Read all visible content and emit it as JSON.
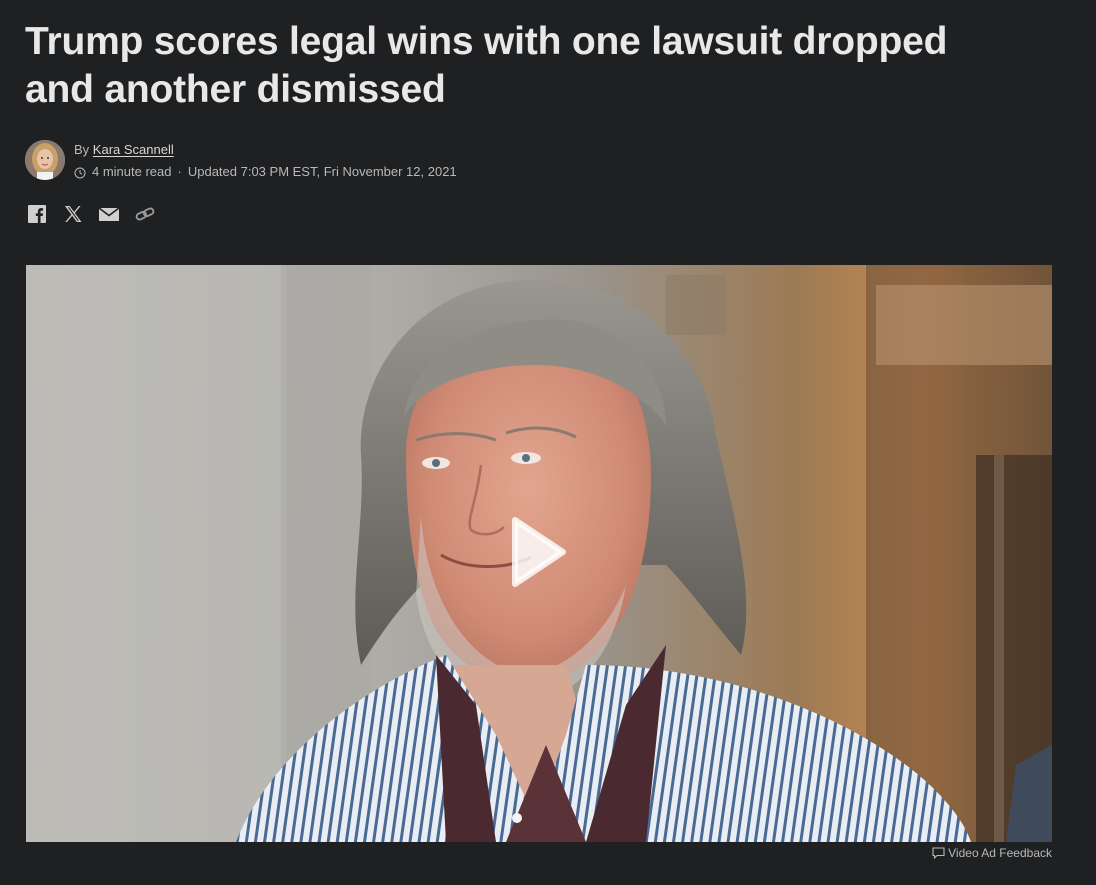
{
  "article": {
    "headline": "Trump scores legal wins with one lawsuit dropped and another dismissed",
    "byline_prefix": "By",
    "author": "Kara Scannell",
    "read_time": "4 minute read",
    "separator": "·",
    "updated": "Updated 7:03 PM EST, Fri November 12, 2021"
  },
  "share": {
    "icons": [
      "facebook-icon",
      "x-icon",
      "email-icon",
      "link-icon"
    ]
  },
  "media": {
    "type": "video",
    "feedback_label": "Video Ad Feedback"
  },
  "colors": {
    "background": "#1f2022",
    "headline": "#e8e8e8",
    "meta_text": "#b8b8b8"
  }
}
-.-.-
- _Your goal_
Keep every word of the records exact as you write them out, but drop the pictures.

- _Exercise answer_
Read all visible content and emit it as JSON.
{
  "article": {
    "headline": "Trump scores legal wins with one lawsuit dropped and another dismissed",
    "byline_prefix": "By",
    "author": "Kara Scannell",
    "read_time": "4 minute read",
    "separator": "·",
    "updated": "Updated 7:03 PM EST, Fri November 12, 2021"
  },
  "share": {
    "icons": [
      "facebook-icon",
      "x-icon",
      "email-icon",
      "link-icon"
    ]
  },
  "media": {
    "type": "video",
    "feedback_label": "Video Ad Feedback"
  },
  "colors": {
    "background": "#1f2022",
    "headline": "#e8e8e8",
    "meta_text": "#b8b8b8"
  }
}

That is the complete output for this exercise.